START The input

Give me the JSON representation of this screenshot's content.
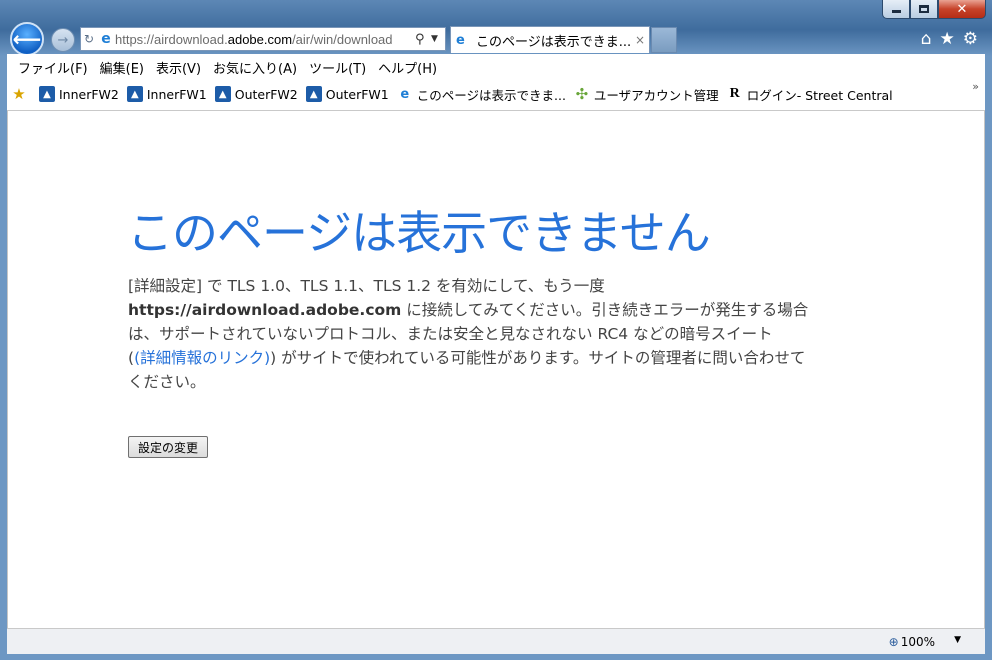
{
  "browser": {
    "address_url_prefix": "https://airdownload.",
    "address_url_domain": "adobe.com",
    "address_url_suffix": "/air/win/download",
    "tab_title": "このページは表示できま...",
    "tab_close": "×"
  },
  "menubar": {
    "items": [
      "ファイル(F)",
      "編集(E)",
      "表示(V)",
      "お気に入り(A)",
      "ツール(T)",
      "ヘルプ(H)"
    ]
  },
  "favorites": {
    "items": [
      {
        "label": "InnerFW2",
        "icon": "router-icon"
      },
      {
        "label": "InnerFW1",
        "icon": "router-icon"
      },
      {
        "label": "OuterFW2",
        "icon": "router-icon"
      },
      {
        "label": "OuterFW1",
        "icon": "router-icon"
      },
      {
        "label": "このページは表示できま...",
        "icon": "ie-icon"
      },
      {
        "label": "ユーザアカウント管理",
        "icon": "pinwheel-icon"
      },
      {
        "label": "ログイン- Street Central",
        "icon": "r-icon"
      }
    ],
    "overflow": "»"
  },
  "content": {
    "headline": "このページは表示できません",
    "line1": "[詳細設定] で TLS 1.0、TLS 1.1、TLS 1.2 を有効にして、もう一度",
    "line2_bold": "https://airdownload.adobe.com",
    "line2_rest": " に接続してみてください。引き続きエラーが発生する場合",
    "line3": "は、サポートされていないプロトコル、または安全と見なされない RC4 などの暗号スイート",
    "line4_open": "(",
    "line4_link": "(詳細情報のリンク)",
    "line4_rest": ") がサイトで使われている可能性があります。サイトの管理者に問い合わせて",
    "line5": "ください。",
    "settings_button": "設定の変更"
  },
  "statusbar": {
    "zoom": "100%"
  }
}
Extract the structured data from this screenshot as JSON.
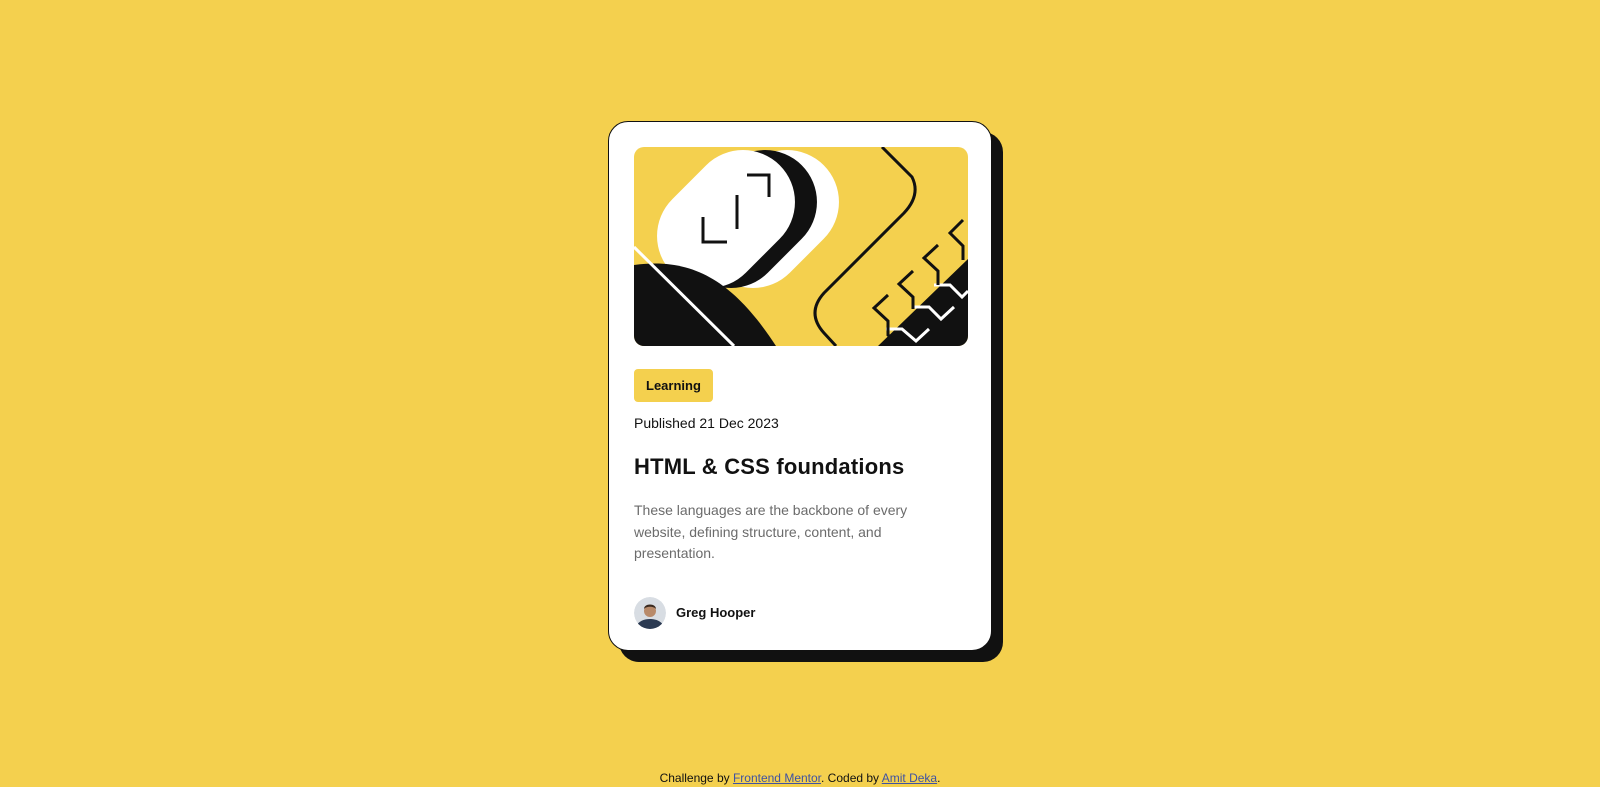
{
  "card": {
    "category": "Learning",
    "published": "Published 21 Dec 2023",
    "title": "HTML & CSS foundations",
    "description": "These languages are the backbone of every website, defining structure, content, and presentation.",
    "author": "Greg Hooper"
  },
  "attribution": {
    "prefix": "Challenge by ",
    "link1": "Frontend Mentor",
    "middle": ". Coded by ",
    "link2": "Amit Deka",
    "suffix": "."
  },
  "colors": {
    "background": "#f4d04e",
    "card": "#ffffff",
    "ink": "#111111",
    "muted": "#6b6b6b",
    "link": "#3e52a3"
  },
  "icons": {
    "hero": "code-illustration",
    "avatar": "avatar-photo"
  }
}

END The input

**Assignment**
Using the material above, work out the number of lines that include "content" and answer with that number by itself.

**Solution for this exercise**
3